Sucanat is whole sugar cane. Its very minimally processed. The taste is similar to a brown sugar. Slight molasses taste. It doesn’t dissolve as quickly as brown sugar, but that’s because its raw. Regular brown sugar is really no better than white granulated sugar. Sucanat is NOT zero calories. Nutrition breakdown in similar to regular sugar, although this type is much better for you.
If I do use a real sugar in a recipe (since stevia doesn’t melt, caramelize or harden), its usually sucanat.
3) Palm Sugar (aka Coconut Palm Sugar)
A great substitute for sucanat is palm sugar. It lends a similar taste. Its slightly less calories & carbs than sucanat. I consider them very similar. Some say it has one of the lowest glycemix indexes for a sugar, but I haven’t done enough research to confirm that.
Xylitol is a natural sugar alcohol that comes from birch trees. Its also zero sugar. It does contain some carbs though. Its very safe and has numerous other health benefits. It inhibits bacteria in the mouth which makes it a great sweetener for chewing gums. It also can prevent ear infections in kids as typically the bacteria starts in the mouth, then travels to the ears. Honestly, I haven’t done much experimenting with xylitol in recipes as I like stevia. But if you don’t like stevia, xylitol is a perfectly great option. Ratios will depend on what you’re making. For a batch of muffins, I would start with 1/4 cup and increase as needed to achieve desired result.

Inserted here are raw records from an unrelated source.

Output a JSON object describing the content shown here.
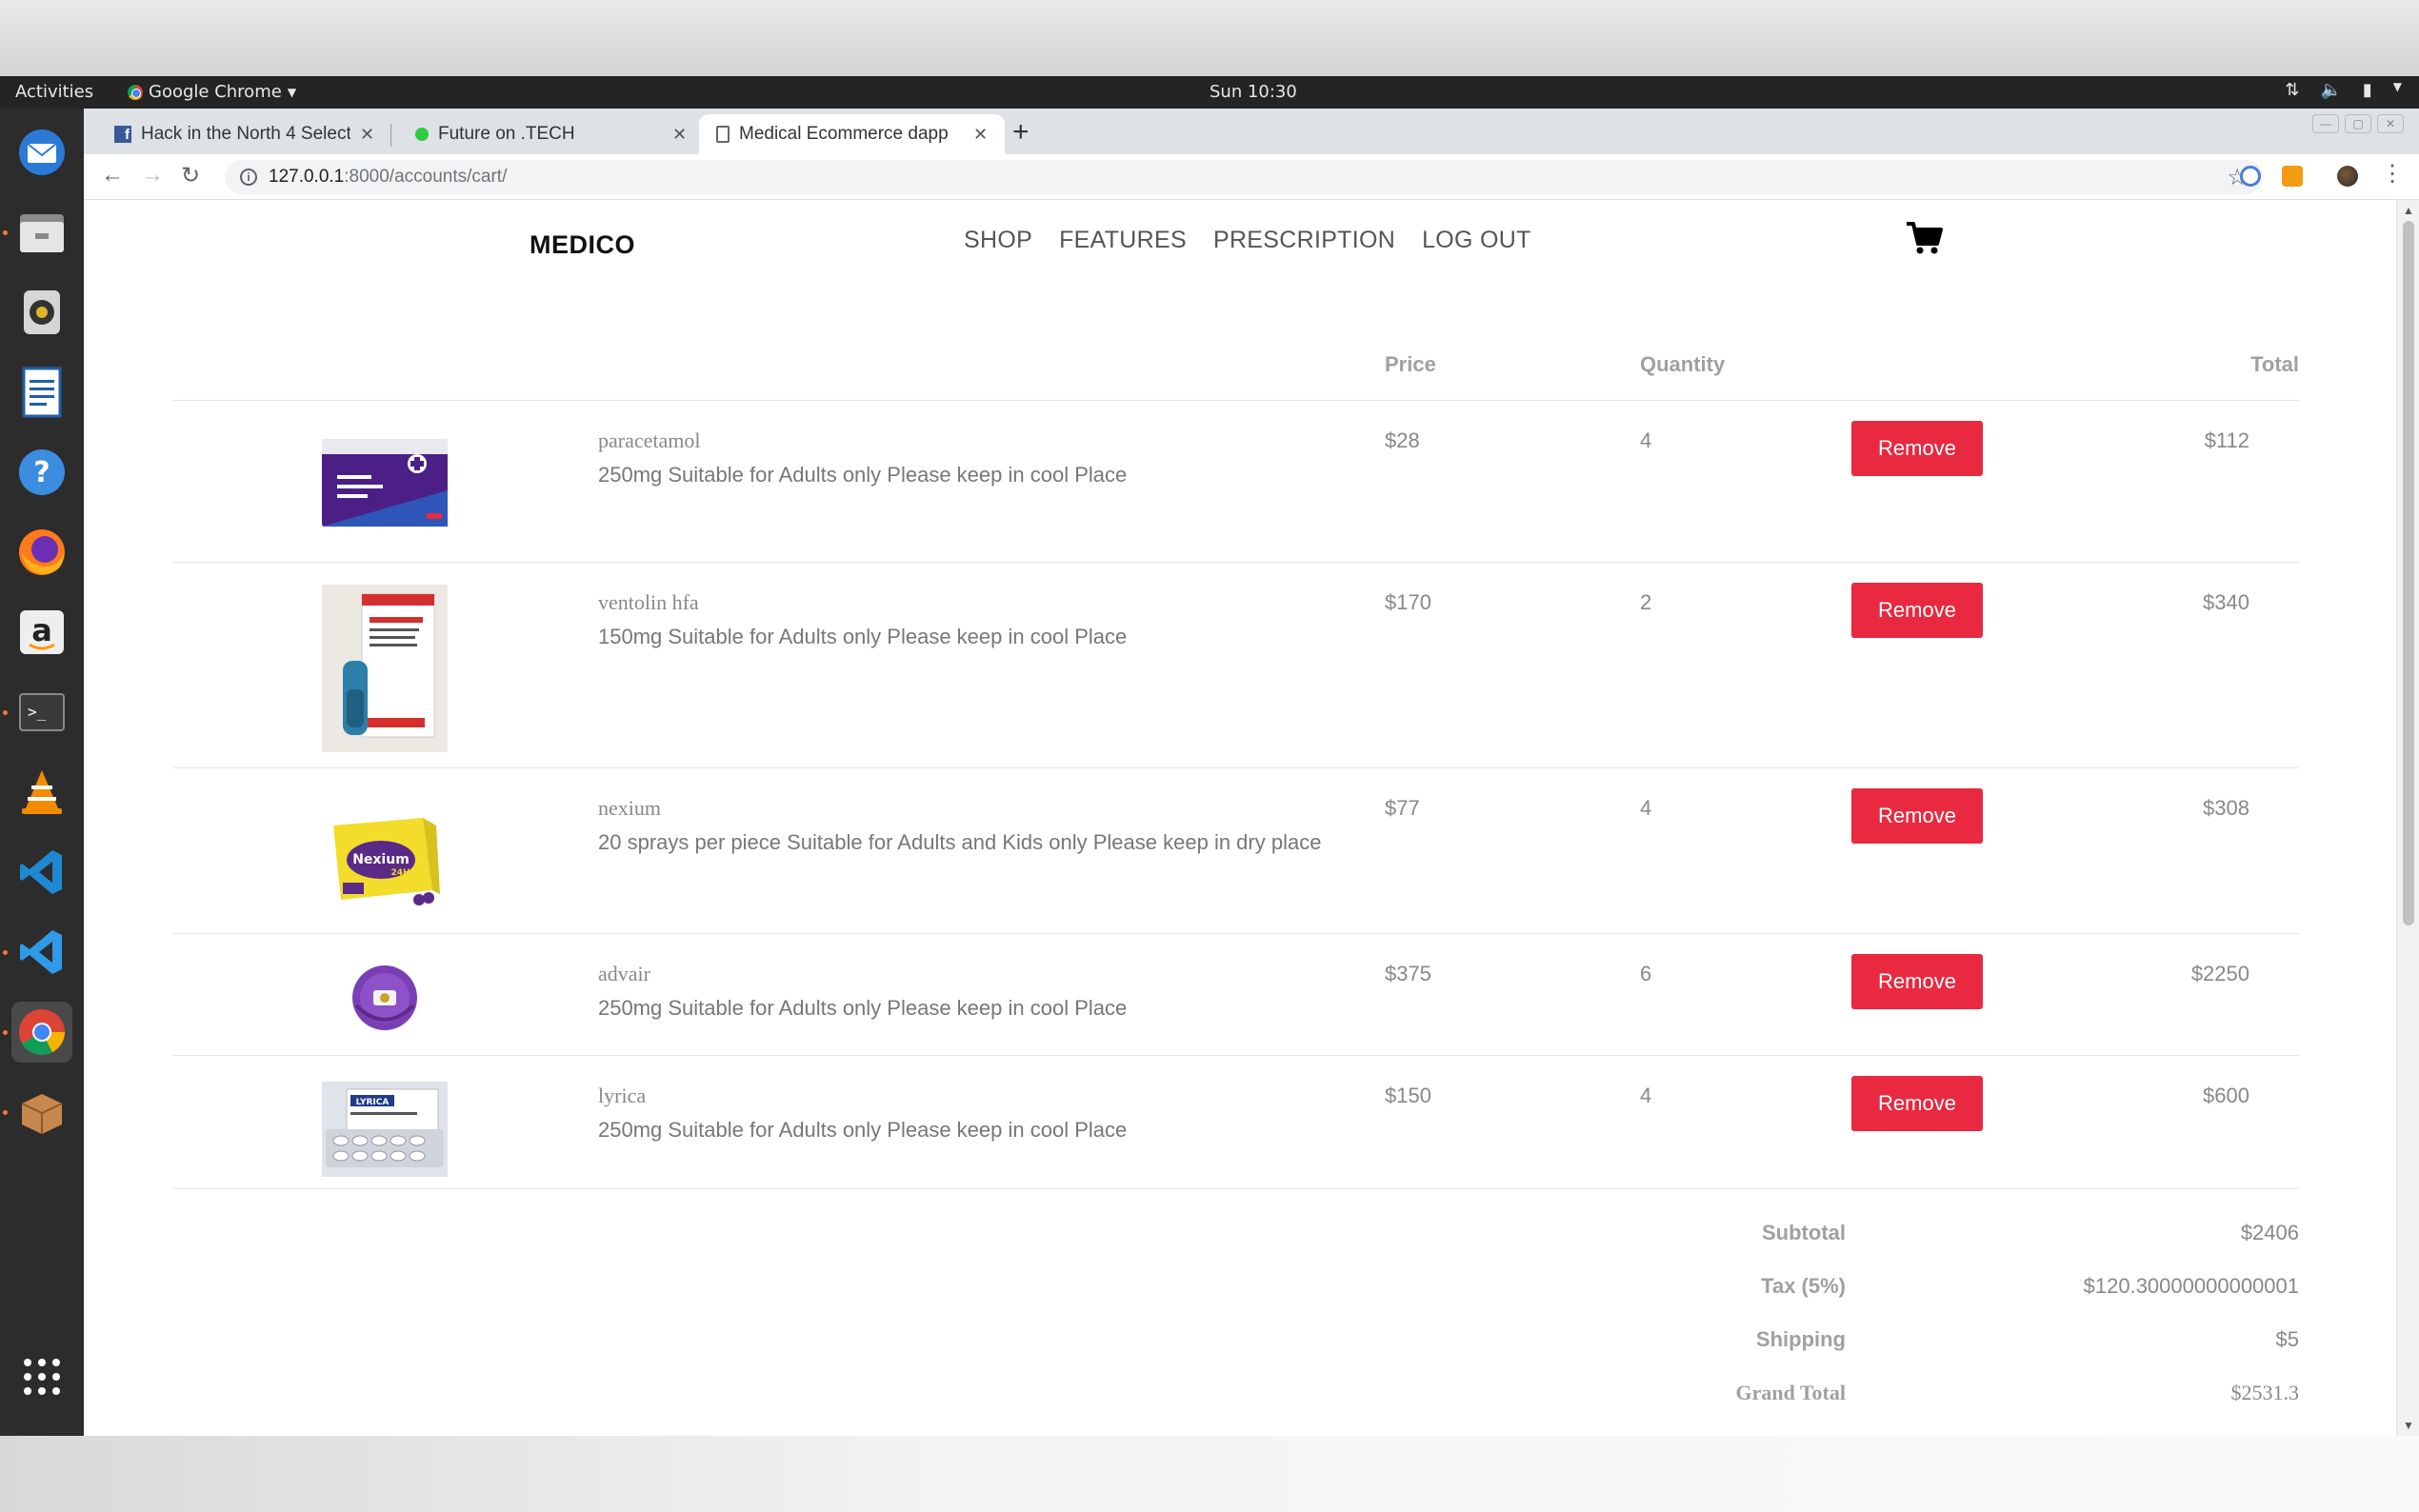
{
  "os": {
    "activities_label": "Activities",
    "app_menu_label": "Google Chrome",
    "clock": "Sun 10:30"
  },
  "dock": {
    "items": [
      "thunderbird-icon",
      "files-icon",
      "rhythmbox-icon",
      "libreoffice-writer-icon",
      "help-icon",
      "firefox-icon",
      "amazon-icon",
      "terminal-icon",
      "vlc-icon",
      "vscode-icon",
      "vscode-insiders-icon",
      "chrome-icon",
      "package-icon",
      "show-apps-icon"
    ]
  },
  "browser": {
    "tabs": [
      {
        "title": "Hack in the North 4 Select",
        "favicon": "facebook-icon"
      },
      {
        "title": "Future on .TECH",
        "favicon": "green-dot-icon"
      },
      {
        "title": "Medical Ecommerce dapp",
        "favicon": "document-icon"
      }
    ],
    "url_host": "127.0.0.1",
    "url_path": ":8000/accounts/cart/"
  },
  "site": {
    "brand": "MEDICO",
    "nav": [
      "SHOP",
      "FEATURES",
      "PRESCRIPTION",
      "LOG OUT"
    ],
    "cart_icon": "shopping-cart-icon"
  },
  "cart": {
    "headers": {
      "price": "Price",
      "quantity": "Quantity",
      "total": "Total"
    },
    "remove_label": "Remove",
    "items": [
      {
        "name": "paracetamol",
        "description": "250mg Suitable for Adults only Please keep in cool Place",
        "price": "$28",
        "quantity": "4",
        "total": "$112",
        "image": "paracetamol-box"
      },
      {
        "name": "ventolin hfa",
        "description": "150mg Suitable for Adults only Please keep in cool Place",
        "price": "$170",
        "quantity": "2",
        "total": "$340",
        "image": "ventolin-inhaler"
      },
      {
        "name": "nexium",
        "description": "20 sprays per piece Suitable for Adults and Kids only Please keep in dry place",
        "price": "$77",
        "quantity": "4",
        "total": "$308",
        "image": "nexium-box"
      },
      {
        "name": "advair",
        "description": "250mg Suitable for Adults only Please keep in cool Place",
        "price": "$375",
        "quantity": "6",
        "total": "$2250",
        "image": "advair-diskus"
      },
      {
        "name": "lyrica",
        "description": "250mg Suitable for Adults only Please keep in cool Place",
        "price": "$150",
        "quantity": "4",
        "total": "$600",
        "image": "lyrica-box"
      }
    ],
    "summary": {
      "subtotal_label": "Subtotal",
      "subtotal": "$2406",
      "tax_label": "Tax (5%)",
      "tax": "$120.30000000000001",
      "shipping_label": "Shipping",
      "shipping": "$5",
      "grand_total_label": "Grand Total",
      "grand_total": "$2531.3"
    }
  }
}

Another natural sugar alcohol with zero sugars. Out of the sugar alcohols, this one contains quite a but of carbs. Its very bulky, and not as sweet as xylitol, so typically you’d need to use more. I’ve used it before in a recipe that was heated and didn’t like the result. I found it had a cooling sensation in the mouth. Different. Although I know people that use it and like it. So its an option.
6) Other Sugar Alcohols
There are plenty of other sugar alcohols I haven’t mentioned. I haven’t mentioned them because many people find they get stomach upset, gas and diarrhea with these other types of sugar alcohols. Since the body doesn’t digest them, it can cause some people issues. That’s why I wouldn’t recommend them….
Can’t forget about honey! It has its place in certain recipes. Even though it has the same amount of calories and sugar as regular sugar, its a better choice, you just have to watch consumption.
I now prefer honey over agave, as its not made up of all fructose like agave is. Fructose converts to fat more easily than glucose which is what honey is primarily made up of. Glucose is utilized by the body as energy more than fructose.
8. Maple Syrup
Another great option depending on the recipe. Also containing calories and sugar, its runnier than honey, so keep that in mind if the recipe calls for honey, as it may effect the final outcome depending on what it is.
9) Brown Rice Syrup
This thick syrup is a great substitute for honey if you are wanting less sugar than honey in a recipe. It doesn’t contain as many sugar calories as honey. I find with brown rice syrup, I don’t get the sugar rush from it, so that’s great! Its sweet, but not super-sweet like honey. In recipes, it can keep the sugars lower. It works well in no-bake recipes as a sub for honey. Brown rice syrup and stevia together to bump up the sweetness would be a great combo.
So I think that covers all the sweeteners I’ve dabbled with!
QUESTION: I’m curious, what’s your favorite sweetener?